Look at me here—that little face says it all, doesn’t it? Happy to have the BEST parents & most loving home life a Kindergartner could ask for, yet also busy contemplating the world’s problems & how I might solve them. This was the year my mom found me barefoot one day because I gave my shoes away to a girl who said she needed them. My naturally bleeding heart has given me empathy, but it’s made me feel everything more heavily, too.
At times, too heavily.
These last few months have been rough for my hometown of Stuart, Florida. For those that aren’t local, I’ll sum Stuart up this way: it’s a happy little seaside town (like, officially--Coastal Living ranked it #1 in 2016) that is small enough to retain its charm and character, but developed enough to have plenty to do on a Saturday night. It’s the kind of town you’re too cool to settle in at 18 but lures you back in when you’re building a family of your own and have grown to appreciate its simplicity.
We grow and develop but stay firmly connected to our history. We’re family, friends, and fishing; boat rides, beach walks, and barbeques. It’s where almost everybody knows your name (perfect!) and you’re rarely stuck in traffic (well, at least in the “off-season”).
I love my hometown, and that’s why the past few months have been so hard.

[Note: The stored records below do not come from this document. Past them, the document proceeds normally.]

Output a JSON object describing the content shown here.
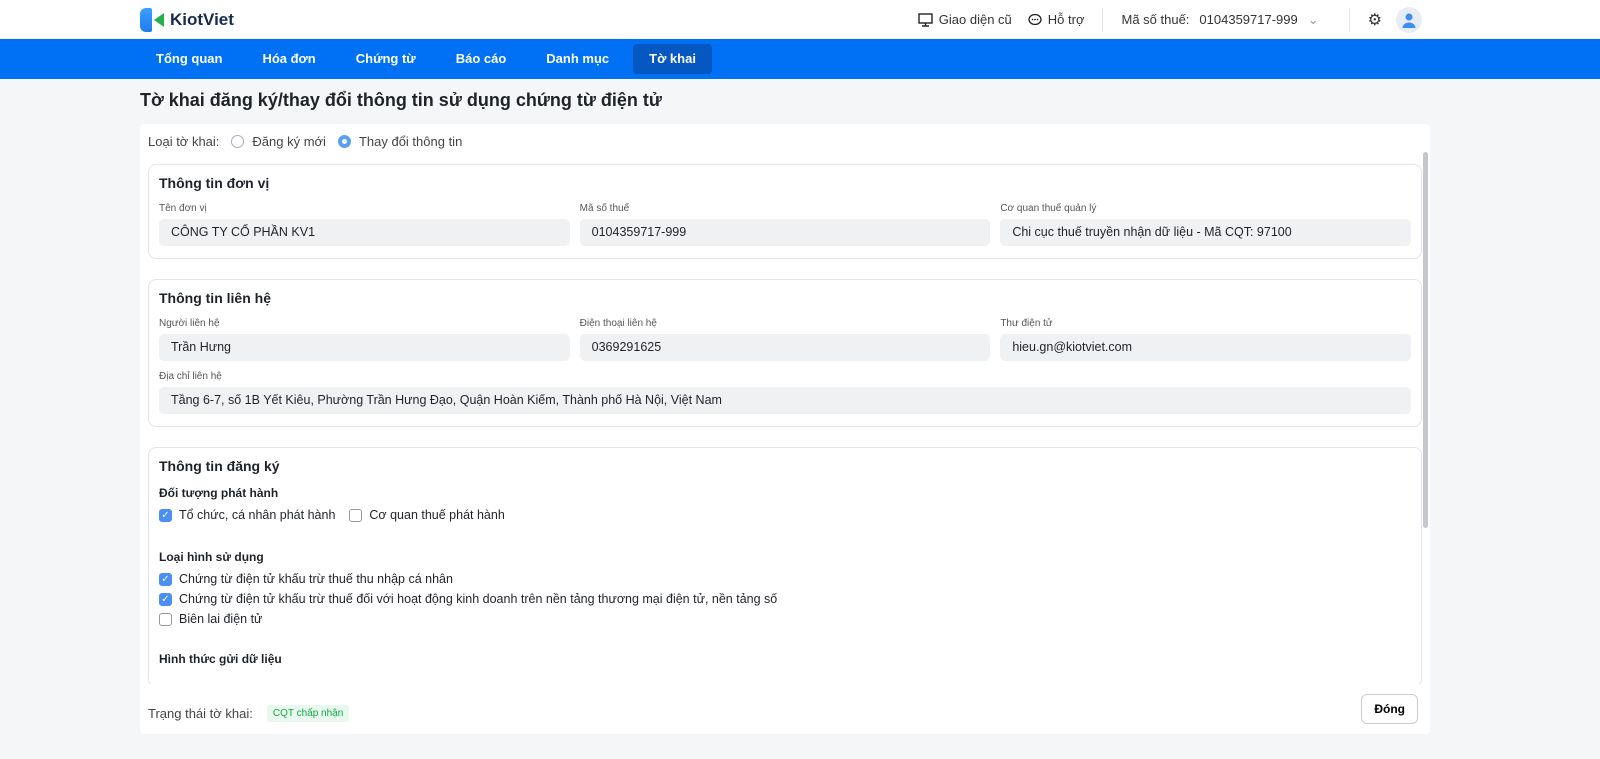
{
  "header": {
    "brand": "KiotViet",
    "old_ui": "Giao diện cũ",
    "support": "Hỗ trợ",
    "tax_label": "Mã số thuế:",
    "tax_value": "0104359717-999"
  },
  "nav": [
    "Tổng quan",
    "Hóa đơn",
    "Chứng từ",
    "Báo cáo",
    "Danh mục",
    "Tờ khai"
  ],
  "page_title": "Tờ khai đăng ký/thay đổi thông tin sử dụng chứng từ điện tử",
  "declaration_type": {
    "label": "Loại tờ khai:",
    "options": [
      "Đăng ký mới",
      "Thay đổi thông tin"
    ],
    "selected": "Thay đổi thông tin"
  },
  "unit": {
    "title": "Thông tin đơn vị",
    "name_label": "Tên đơn vị",
    "name": "CÔNG TY CỔ PHẦN KV1",
    "tax_label": "Mã số thuế",
    "tax": "0104359717-999",
    "agency_label": "Cơ quan thuế quản lý",
    "agency": "Chi cục thuế truyền nhận dữ liệu - Mã CQT: 97100"
  },
  "contact": {
    "title": "Thông tin liên hệ",
    "person_label": "Người liên hệ",
    "person": "Trần Hưng",
    "phone_label": "Điện thoại liên hệ",
    "phone": "0369291625",
    "email_label": "Thư điện tử",
    "email": "hieu.gn@kiotviet.com",
    "address_label": "Địa chỉ liên hệ",
    "address": "Tầng 6-7, số 1B Yết Kiêu, Phường Trần Hưng Đạo, Quận Hoàn Kiếm, Thành phố Hà Nội, Việt Nam"
  },
  "registration": {
    "title": "Thông tin đăng ký",
    "issuer_title": "Đối tượng phát hành",
    "issuers": [
      {
        "label": "Tổ chức, cá nhân phát hành",
        "checked": true
      },
      {
        "label": "Cơ quan thuế phát hành",
        "checked": false
      }
    ],
    "usage_title": "Loại hình sử dụng",
    "usages": [
      {
        "label": "Chứng từ điện tử khấu trừ thuế thu nhập cá nhân",
        "checked": true
      },
      {
        "label": "Chứng từ điện tử khấu trừ thuế đối với hoạt động kinh doanh trên nền tảng thương mại điện tử, nền tảng số",
        "checked": true
      },
      {
        "label": "Biên lai điện tử",
        "checked": false
      }
    ],
    "send_title": "Hình thức gửi dữ liệu"
  },
  "footer": {
    "status_label": "Trạng thái tờ khai:",
    "status": "CQT chấp nhận",
    "close": "Đóng"
  }
}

I'm Krissy & I'm so thankful you're here. Teacher-Mom life is rewarding but it's tough--we need fuel (& each other) to keep going. I hope this is a place you can go that feels like caffeine for the soul--uplifting & highly addictive ;) Check out the categories below and, if you like what you read, subscribe to make sure you always have good Sunday morning reading to go with your coffee :)